How you get started will determine your upfront costs. If you figure out this is your intended path while you’re still in high school, you can begin free of charge as a student through the Career Technical Education System. If you begin after high school, it’s still very inexpensive to get started in the HVAC field in Rhode Island. The state does not charge an application fee for apprentices to register. You must complete an approved apprenticeship in Rhode Island to be eligible to receive a journeyman license. Apprentice programs are often paid for by your employer, but there are always costs associated with the classroom instruction that is required for any U.S. Department of Labor apprenticeship. For example the Refrigeration Apprenticeship offered by the Rhode Island Association of Plumbing Heating Cooling Contractors costs $600 tuition per semester if your employer is not a member of RI PHCC and $475 is your employer is a member. The cost to take the EPA Section 608 Certification Examination can be as low as $20 for the Type I exam and upwards of $150 for the Universal Exam, but that is typically included in an apprentice program. For any of the HVAC related journeyman licenses the Class I fees are $72 and the Class II fees are $30 to $60. For most of the master contractor licenses the Class I fees are $240 and the Class II fees are $96 to $240. The Master Mechanical Contractor fee is $480.

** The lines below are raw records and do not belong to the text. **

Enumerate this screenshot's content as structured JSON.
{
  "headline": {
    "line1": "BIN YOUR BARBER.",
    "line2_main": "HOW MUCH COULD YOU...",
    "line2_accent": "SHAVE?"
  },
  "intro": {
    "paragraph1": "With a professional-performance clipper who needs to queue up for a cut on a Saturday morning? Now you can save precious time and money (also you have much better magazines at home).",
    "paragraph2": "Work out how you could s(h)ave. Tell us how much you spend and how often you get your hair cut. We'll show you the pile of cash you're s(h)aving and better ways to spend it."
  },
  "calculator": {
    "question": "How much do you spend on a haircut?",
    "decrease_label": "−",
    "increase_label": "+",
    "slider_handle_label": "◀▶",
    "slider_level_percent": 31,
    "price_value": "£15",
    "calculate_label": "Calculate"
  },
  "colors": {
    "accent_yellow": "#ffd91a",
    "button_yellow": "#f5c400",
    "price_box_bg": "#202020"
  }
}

Rhode Island HVAC Training Programs and Trade Schools
Accredited HVAC apprenticeship programs in Rhode Island can be found through:

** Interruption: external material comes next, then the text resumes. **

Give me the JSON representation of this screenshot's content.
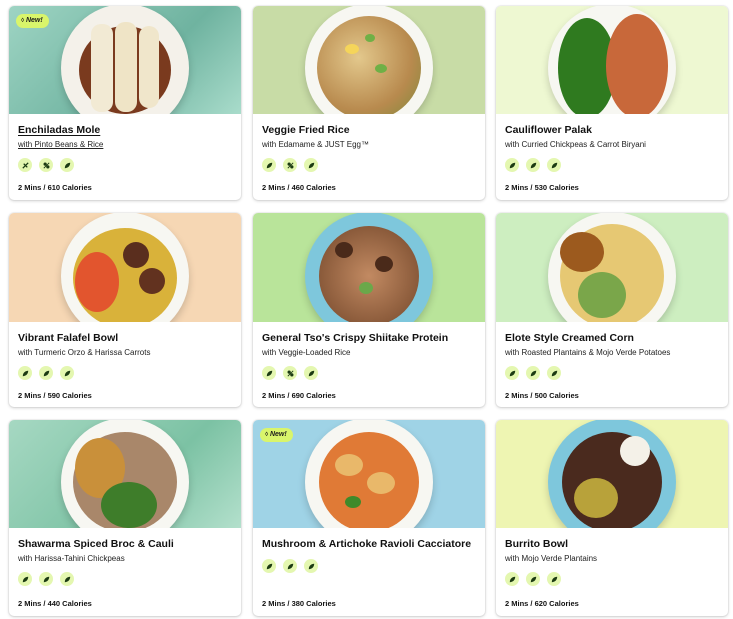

Does My Rhode Island HVAC License Work in Any Other States?
No. Rhode Island doesn’t allow reciprocity agreements with nearby states, such as Massachusetts or Connecticut, or states in other regions of the country, such as Ohio, Oregon or Kansas. The state issues HVAC licenses for certain mechanical contractors to work in Rhode Island.
Other Requirements Unique to Rhode Island
To keep your state-issued license current, Rhode Island requires you to renew it before it expires every two years. The fees for renewal are listed here. Contractors must renew registrations every year. You can do that online through a secure portal.
Rhode Island does require 2 1/2 hours of continuing education to renew your contractor registration. You must receive that continuing education from an approved provider. You can see the current list of approved providers by clicking on the Renewal — Continuing Education link under Contractors on this page of the state's website.
Additional Resources for Rhode Island HVAC Techs
You can stay up to date on all HVAC industry news several ways: